    Where were the advantages? Any established network already has stuff in place which makes that all the stuff that Vista touts as features useless - they are all either permanently turned off or people use a better non-Microsoft replacment. For example, we turned all our XP machines to "classic" settings because it meant that we could keep another two "generations" (i.e. a full annual/termly purchase) of computers running at the same settings as the rest of the network at a reasonable pace. Without "classic" we would have had to upgrade or scrap two generations of machines because they wouldn't have been usable. With Vista, we were looking at moving on an extra two generations of PC's minimum - it was too expensive, even in "classic" mode. And to run it "as intended", we were looking closer to four generations.

    There wasn't anything new to manage. Vista behaved the same under the management of a Server 2003 server as XP did. It was, to all intents and purposes, a heavier XP. There wasn't anything for the users, especially not after you bring it in line with XP-era performance. Maybe they could have used a handful of features at home but in a business you didn't want half of what it was trying to do.

    Maybe if they'd released the next Windows Server at the same time - so that they worked and could be purchased, spec'ced, learned, managed and upgraded in tandem - it would be more of an enticement. As it is it's just a slow XP. With less drivers. And more nuisances.

    When people that get Vista licenses literally FOR FREE with the way they purchase licenses and months later they still haven't done more than "curiosity" testing and still don't use your product, you have a problem. We don't get any expressions of surprise or attempts to push Vista when we order PC's in bulk and categorically specify "XP Pro pre-installed, drivers & licenses please, no Vista" on the
  • by Aslan72 (647654) <psjuvin@ils[ ]edu ['tu.' in gap]> on Monday November 19, 2007 @10:47AM (#21407791)
    We're in a world where Open Source has created compatability and the goal is brining everyone in under the same roof. Leopard, Ubuntu, SUSE and their ilk have created experiences that are comparable to Windows and, in some cases, even better. The onus is now on MS to keep up. If we're waiting on SP1 for this OS to be stable (which we are) I would have rather they waited a year and released a better product. There was a ars technica article where they interviewed the manager for Vista some time ago and everyone at MS was praising him because he was marshalling people and ditching features in Vista in order to get it out the door. I'm horribly dissapointed in what came out.

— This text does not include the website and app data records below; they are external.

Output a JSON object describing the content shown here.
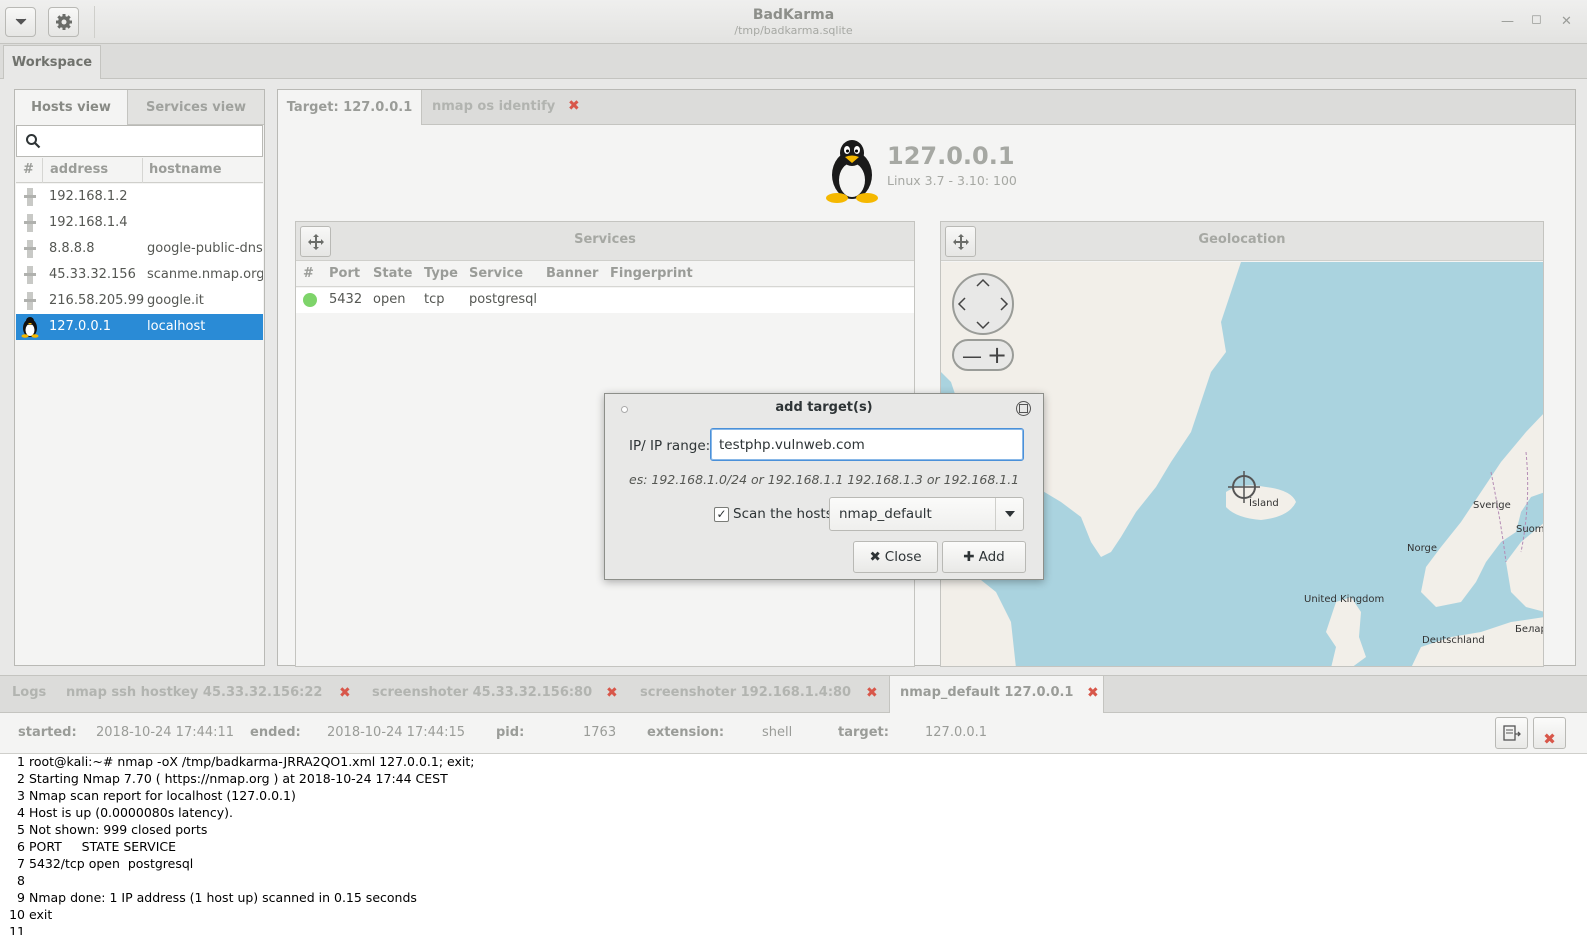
{
  "window": {
    "title": "BadKarma",
    "subtitle": "/tmp/badkarma.sqlite",
    "workspace_tab": "Workspace"
  },
  "hosts_panel": {
    "tabs": [
      "Hosts view",
      "Services view"
    ],
    "search_placeholder": "",
    "columns": [
      "#",
      "address",
      "hostname"
    ],
    "rows": [
      {
        "address": "192.168.1.2",
        "hostname": "",
        "icon": "generic-host-icon"
      },
      {
        "address": "192.168.1.4",
        "hostname": "",
        "icon": "generic-host-icon"
      },
      {
        "address": "8.8.8.8",
        "hostname": "google-public-dns",
        "icon": "generic-host-icon"
      },
      {
        "address": "45.33.32.156",
        "hostname": "scanme.nmap.org",
        "icon": "generic-host-icon"
      },
      {
        "address": "216.58.205.99",
        "hostname": "google.it",
        "icon": "generic-host-icon"
      },
      {
        "address": "127.0.0.1",
        "hostname": "localhost",
        "icon": "linux-tux-icon",
        "selected": true
      }
    ]
  },
  "target_panel": {
    "tabs": [
      "Target: 127.0.0.1",
      "nmap os identify"
    ],
    "host_ip": "127.0.0.1",
    "host_os": "Linux 3.7 - 3.10: 100",
    "services": {
      "title": "Services",
      "columns": [
        "#",
        "Port",
        "State",
        "Type",
        "Service",
        "Banner",
        "Fingerprint"
      ],
      "rows": [
        {
          "port": "5432",
          "state": "open",
          "type": "tcp",
          "service": "postgresql",
          "banner": "",
          "fingerprint": ""
        }
      ]
    },
    "geolocation": {
      "title": "Geolocation",
      "labels": [
        "Ísland",
        "Sverige",
        "Suomi",
        "Norge",
        "United Kingdom",
        "Deutschland",
        "Белар"
      ]
    }
  },
  "dialog": {
    "title": "add target(s)",
    "ip_label": "IP/ IP range:",
    "ip_value": "testphp.vulnweb.com",
    "hint": "es: 192.168.1.0/24 or 192.168.1.1 192.168.1.3 or 192.168.1.1",
    "scan_checked": true,
    "scan_label": "Scan the hosts",
    "scan_profile": "nmap_default",
    "close_label": "Close",
    "add_label": "Add"
  },
  "bottom_tabs": [
    {
      "label": "Logs",
      "closable": false
    },
    {
      "label": "nmap ssh hostkey 45.33.32.156:22",
      "closable": true
    },
    {
      "label": "screenshoter 45.33.32.156:80",
      "closable": true
    },
    {
      "label": "screenshoter 192.168.1.4:80",
      "closable": true
    },
    {
      "label": "nmap_default 127.0.0.1",
      "closable": true,
      "active": true
    }
  ],
  "task_info": {
    "started_label": "started:",
    "started": "2018-10-24 17:44:11",
    "ended_label": "ended:",
    "ended": "2018-10-24 17:44:15",
    "pid_label": "pid:",
    "pid": "1763",
    "extension_label": "extension:",
    "extension": "shell",
    "target_label": "target:",
    "target": "127.0.0.1"
  },
  "console": {
    "lines": [
      {
        "n": "1",
        "text": "root@kali:~# nmap -oX /tmp/badkarma-JRRA2QO1.xml 127.0.0.1; exit;"
      },
      {
        "n": "2",
        "text": "Starting Nmap 7.70 ( https://nmap.org ) at 2018-10-24 17:44 CEST"
      },
      {
        "n": "3",
        "text": "Nmap scan report for localhost (127.0.0.1)"
      },
      {
        "n": "4",
        "text": "Host is up (0.0000080s latency)."
      },
      {
        "n": "5",
        "text": "Not shown: 999 closed ports"
      },
      {
        "n": "6",
        "text": "PORT     STATE SERVICE"
      },
      {
        "n": "7",
        "text": "5432/tcp open  postgresql"
      },
      {
        "n": "8",
        "text": ""
      },
      {
        "n": "9",
        "text": "Nmap done: 1 IP address (1 host up) scanned in 0.15 seconds"
      },
      {
        "n": "10",
        "text": "exit"
      },
      {
        "n": "11",
        "text": ""
      }
    ]
  }
}
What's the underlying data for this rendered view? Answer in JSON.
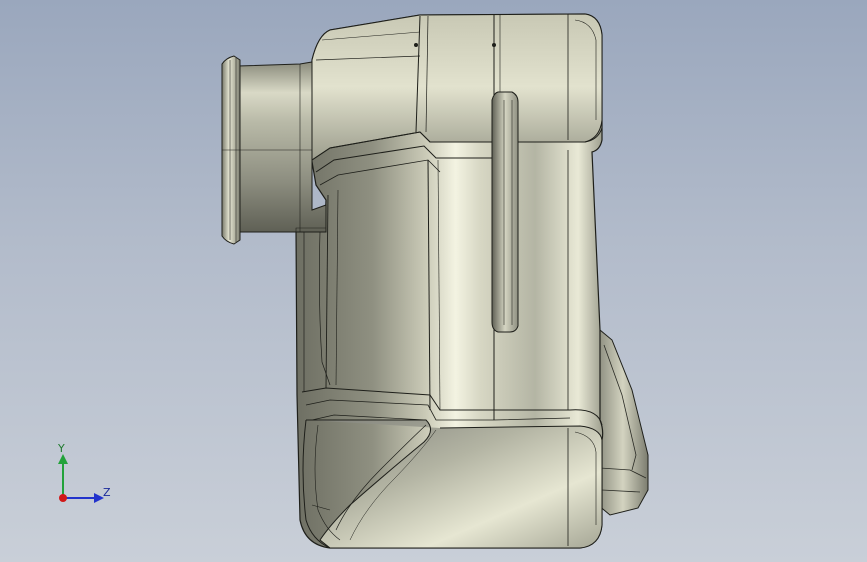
{
  "viewport": {
    "background_top": "#9aa7bd",
    "background_bottom": "#c9cfd8"
  },
  "model": {
    "body_color": "#a6a797",
    "highlight_color": "#f1f1df",
    "edge_color": "#1e1f1a"
  },
  "triad": {
    "y_label": "Y",
    "z_label": "Z",
    "y_color": "#22a23a",
    "z_color": "#2233cc",
    "x_color": "#d01818"
  }
}
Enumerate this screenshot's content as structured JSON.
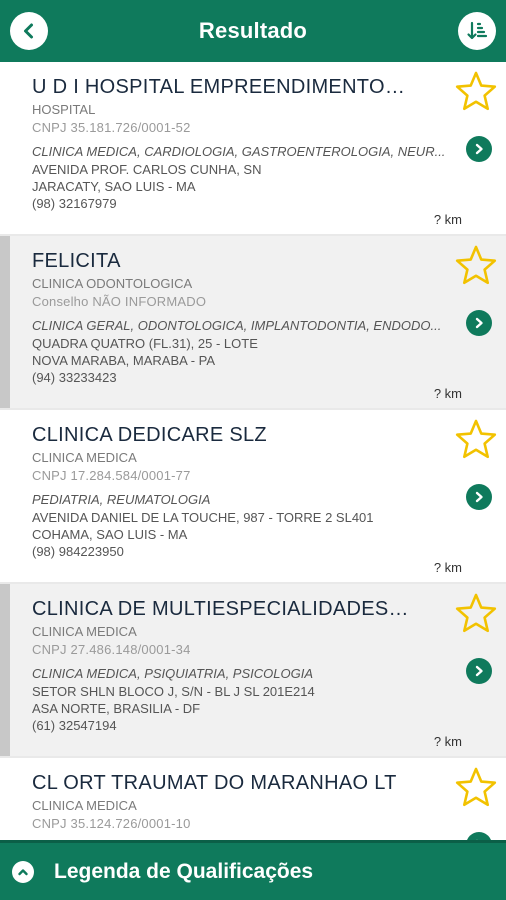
{
  "header": {
    "title": "Resultado"
  },
  "results": [
    {
      "name": "U D I HOSPITAL EMPREENDIMENTOS M...",
      "type": "HOSPITAL",
      "registration": "CNPJ 35.181.726/0001-52",
      "specialties": "CLINICA MEDICA, CARDIOLOGIA, GASTROENTEROLOGIA, NEUR...",
      "address_line1": "AVENIDA PROF. CARLOS CUNHA, SN",
      "address_line2": "JARACATY, SAO LUIS - MA",
      "phone": "(98) 32167979",
      "distance": "? km"
    },
    {
      "name": "FELICITA",
      "type": "CLINICA ODONTOLOGICA",
      "registration": "Conselho NÃO INFORMADO",
      "specialties": "CLINICA GERAL, ODONTOLOGICA, IMPLANTODONTIA, ENDODO...",
      "address_line1": "QUADRA QUATRO (FL.31), 25 - LOTE",
      "address_line2": "NOVA MARABA, MARABA - PA",
      "phone": "(94) 33233423",
      "distance": "? km"
    },
    {
      "name": "CLINICA DEDICARE SLZ",
      "type": "CLINICA MEDICA",
      "registration": "CNPJ 17.284.584/0001-77",
      "specialties": "PEDIATRIA, REUMATOLOGIA",
      "address_line1": "AVENIDA DANIEL DE LA TOUCHE, 987 - TORRE 2 SL401",
      "address_line2": "COHAMA, SAO LUIS - MA",
      "phone": "(98) 984223950",
      "distance": "? km"
    },
    {
      "name": "CLINICA DE MULTIESPECIALIDADES ARR...",
      "type": "CLINICA MEDICA",
      "registration": "CNPJ 27.486.148/0001-34",
      "specialties": "CLINICA MEDICA, PSIQUIATRIA, PSICOLOGIA",
      "address_line1": "SETOR SHLN BLOCO J, S/N - BL J SL 201E214",
      "address_line2": "ASA NORTE, BRASILIA - DF",
      "phone": "(61) 32547194",
      "distance": "? km"
    },
    {
      "name": "CL ORT TRAUMAT DO MARANHAO LT",
      "type": "CLINICA MEDICA",
      "registration": "CNPJ 35.124.726/0001-10",
      "specialties": "",
      "address_line1": "",
      "address_line2": "",
      "phone": "",
      "distance": ""
    }
  ],
  "footer": {
    "label": "Legenda de Qualificações"
  },
  "icons": {
    "back": "chevron-left-icon",
    "sort": "sort-icon",
    "favorite": "star-outline-icon",
    "open": "chevron-right-circle-icon",
    "expand": "chevron-up-icon"
  },
  "colors": {
    "brand": "#0f7a5c",
    "star": "#f2c200"
  }
}
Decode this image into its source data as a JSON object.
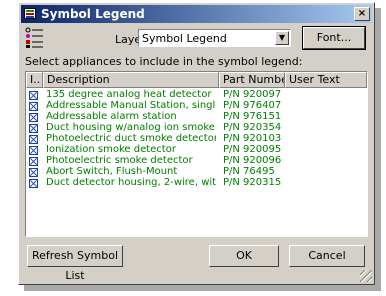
{
  "window": {
    "title": "Symbol Legend",
    "close_glyph": "×"
  },
  "layer": {
    "label": "Layer:",
    "value": "Symbol Legend",
    "dropdown_glyph": "▼"
  },
  "buttons": {
    "font": "Font...",
    "refresh": "Refresh Symbol List",
    "ok": "OK",
    "cancel": "Cancel"
  },
  "instructions": "Select appliances to include in the symbol legend:",
  "table": {
    "columns": [
      "I..",
      "Description",
      "Part Number",
      "User Text"
    ],
    "rows": [
      {
        "checked": true,
        "description": "135 degree analog heat detector",
        "part": "P/N 920097"
      },
      {
        "checked": true,
        "description": "Addressable Manual Station, single a...",
        "part": "P/N 976407"
      },
      {
        "checked": true,
        "description": "Addressable alarm station",
        "part": "P/N 976151"
      },
      {
        "checked": true,
        "description": "Duct housing w/analog ion smoke de...",
        "part": "P/N 920354"
      },
      {
        "checked": true,
        "description": "Photoelectric duct smoke detector",
        "part": "P/N 920103"
      },
      {
        "checked": true,
        "description": "Ionization smoke detector",
        "part": "P/N 920095"
      },
      {
        "checked": true,
        "description": "Photoelectric smoke detector",
        "part": "P/N 920096"
      },
      {
        "checked": true,
        "description": "Abort Switch, Flush-Mount",
        "part": "P/N 76495"
      },
      {
        "checked": true,
        "description": "Duct detector housing, 2-wire, with io...",
        "part": "P/N 920315"
      }
    ]
  },
  "colors": {
    "row_text": "#008000",
    "title_bar": "#0a246a",
    "dialog_bg": "#d4d0c8"
  }
}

There were features that I, for one, was looking forward to and would have given Vista's poor security implementation a whole lot more grace in my eyes had they included them. --pete
  • My Reasoning (Score:5, Insightful)

    by Tarlus (1000874) on Monday November 19, 2007 @11:25AM (#21408369)
    As a sysadmin, I would fall in that 90%.

    I'm not so much concerned about incompatibility, instability or user-unfriendliness.

    The license would be expensive and I'd have to upgrade 100 machines which are all comfortably running XP. XP works for everybody. Nobody has any applications which require Vista. So there's really no motivation to buy it.

    If it ain't broke, don't fix it. Sadly, once security updates cease, a lot of those people in that 90% will have no choice but to reconsider the switch.
  • by AncientPC (951874) on Monday November 19, 2007 @12:56PM (#21409813)
    I came across a few PC vs. Mac ads bashing Vista's low adoption rate and people were downgrading to WinXP. I guess Vista complainers is no longer geek-only, but rather mainstream now since Apple's advertising it?

It appears that PL/I (and its dialects) is, or will be, the most widely used higher level language for systems programming. -- J. Sammet

Working...